Has Facebook's $5 billion IPO gone to Mark Zuckerberg's head? In new propaganda, the Facebook CEO claims Facebook will spur a populist transformation in governments around the world—an idea he called "arrogant" less than a year ago.

As part of Facebook's IPO Cas$htravaganza, Zuckerberg wrote a lofty a letter to investors about how Facebook is not all about the millions and millions of dollars they're making. The part that caught our eye was where he says Facebook hopes to "change how people relate to their governments and social institutions."

In language that could have come from an Occupy Wall Street Press release, Zuckerberg writes:

By giving people the power to share, we are starting to see people make their voices heard on a different scale from what has historically been possible. These voices will increase in number and volume. They cannot be ignored. Over time, we expect governments will become more responsive to issues and concerns raised directly by all their people rather than through intermediaries controlled by a select few.

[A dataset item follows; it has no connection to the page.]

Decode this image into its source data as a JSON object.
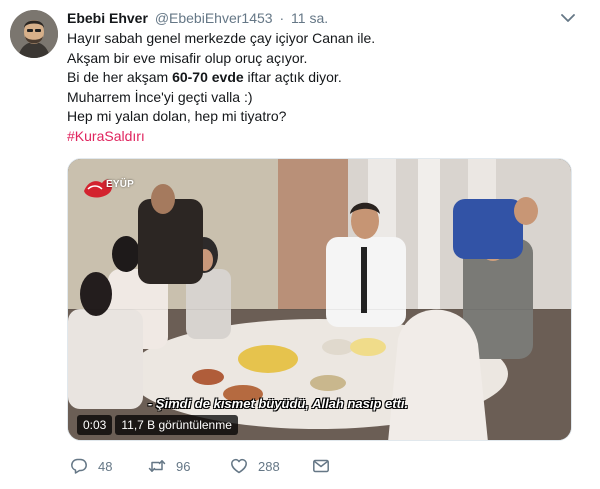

Through this process, we believe that leaders will emerge across all countries who are pro-internet and fight for the rights of their people, including the right to share what they want and the right to access all information that people want to share with them.

Zuckerberg's prediction of Facebook-powered populist utopias contrasts markedly with how he distanced Facebook from last year's Arab Spring, when much was made of the social network's role in organizing actual populist uprisings.

"Facebook was neither necessary nor sufficient for any of those things to happen," he said at a forum at the e-G8 summit in Pari last May. "It would be extremely arrogant for any specific technology company to claim credit. People are now having the opportunity to communicate, that's not a Facebook thing. That's an Internet thing."

When Facebook was being credited as an engine of social change, Zuckerberg claimed it was just another tech company. But now that Facebook has self-actualized as a tech company, Zuckerberg claims it's an engine of social change. This is part of an overblown PR push to, as the New York Times puts it, paint Facebook as "a company with goals far loftier than the moneymakers on Wall Street."

But maybe Facebook will now actually do something for the activists and disenfranchised people who use the platform for social change, instead of chasing them off Facebook, again and again in favor of profit-friendly policies. Now that Mark Zuckerberg is going to start claiming credit for transforming governments around the world, he'll have to back it up with action. To do otherwise would be the height of arrogance.

[Image via Getty]